  • 21. Open Badges Developing the series, information and designs for the Jisc RSC Scotland #openbadges Author(s): G. Hamilton, Jisc RSC Scotland Date: January 2013 URL: http://www.rsc-scotland.org/eassessment/2013/01/15/developing-the-seriesinformation-and-designs-for-the-jisc-rsc-scotland-openbadges/ Grainne Hamilton explores the open badge system designed for Jisc Regional Support Centre Scotland, who provide support and advice to the further and higher education sectors in Scotland on the effective use of technologies in education. Using Open Badges to motivate participation and reward contribution in an online professional community Author(s): C. Love, for Jisc RSC Scotland Date: January 2013 URL: http://www.rsc-scotland.org/?p=1613 Encouraging contribution to online communities is a well-known challenge. CompEdNet, a Scottish online professional networking community for computer science teachers, have been working towards a solution for motivating contribution and engagement. They have developed a framework for rewarding positive behaviours by their members, through issuing digital badges using Mozilla’s Open Badge Infrastructure (OBI). 'Badges' Earned Online Pose Challenge to Traditional College Diplomas Author(s): J.R. Young for The Chronicle of Higher Education Date: January 2012 URL: http://chronicle.com/article/Badges-Earned-Online-Pose/130241/ 21
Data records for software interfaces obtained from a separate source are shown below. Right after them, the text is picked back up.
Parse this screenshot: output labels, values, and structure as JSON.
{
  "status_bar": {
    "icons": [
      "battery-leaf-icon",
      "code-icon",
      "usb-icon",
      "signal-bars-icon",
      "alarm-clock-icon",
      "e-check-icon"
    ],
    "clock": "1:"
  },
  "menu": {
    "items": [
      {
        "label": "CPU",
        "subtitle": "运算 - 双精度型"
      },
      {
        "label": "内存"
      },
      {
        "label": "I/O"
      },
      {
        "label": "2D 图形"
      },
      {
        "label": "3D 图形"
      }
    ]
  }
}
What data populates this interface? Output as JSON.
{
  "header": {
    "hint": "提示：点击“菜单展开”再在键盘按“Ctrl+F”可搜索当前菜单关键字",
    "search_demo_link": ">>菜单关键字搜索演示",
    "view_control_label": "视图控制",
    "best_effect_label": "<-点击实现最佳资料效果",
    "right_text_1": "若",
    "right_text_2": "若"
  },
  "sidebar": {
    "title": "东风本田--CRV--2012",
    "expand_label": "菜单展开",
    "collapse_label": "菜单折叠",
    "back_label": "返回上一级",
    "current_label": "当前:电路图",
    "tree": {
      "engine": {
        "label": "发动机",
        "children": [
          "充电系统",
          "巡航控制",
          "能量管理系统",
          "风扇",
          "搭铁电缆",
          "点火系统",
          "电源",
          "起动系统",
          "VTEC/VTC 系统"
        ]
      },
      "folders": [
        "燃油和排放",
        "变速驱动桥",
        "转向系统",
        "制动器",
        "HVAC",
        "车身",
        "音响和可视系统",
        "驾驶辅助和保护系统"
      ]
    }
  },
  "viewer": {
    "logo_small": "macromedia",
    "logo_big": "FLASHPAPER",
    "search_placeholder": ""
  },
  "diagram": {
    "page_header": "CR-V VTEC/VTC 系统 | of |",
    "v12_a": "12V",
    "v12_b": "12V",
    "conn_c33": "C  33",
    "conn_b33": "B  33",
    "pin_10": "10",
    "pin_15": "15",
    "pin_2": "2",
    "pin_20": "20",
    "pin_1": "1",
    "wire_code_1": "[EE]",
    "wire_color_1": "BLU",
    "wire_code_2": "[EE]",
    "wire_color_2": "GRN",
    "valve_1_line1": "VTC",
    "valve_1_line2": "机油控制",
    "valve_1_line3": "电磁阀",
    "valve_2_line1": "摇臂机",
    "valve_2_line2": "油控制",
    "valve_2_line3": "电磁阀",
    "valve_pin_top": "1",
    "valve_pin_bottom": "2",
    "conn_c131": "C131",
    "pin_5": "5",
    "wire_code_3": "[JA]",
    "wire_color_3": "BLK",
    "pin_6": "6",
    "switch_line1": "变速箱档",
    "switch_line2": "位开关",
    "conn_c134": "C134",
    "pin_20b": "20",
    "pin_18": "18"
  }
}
  • 22. The spread of a seemingly playful alternative to traditional diplomas, inspired by Boy Scout achievement patches and video-game power-ups, suggests that the standard certification system no longer works in today's fast-changing job market. Educational upstarts across the Web are adopting systems of "badges" to certify skills and abilities. If scouting focuses on outdoorsy skills like tying knots, these badges denote areas employers might look for, like mentorship or digital video editing. Many of the new digital badges are easy to attain—intentionally so—to keep students motivated, while others signal mastery of fine-grained skills that are not formally recognized in a traditional classroom. 22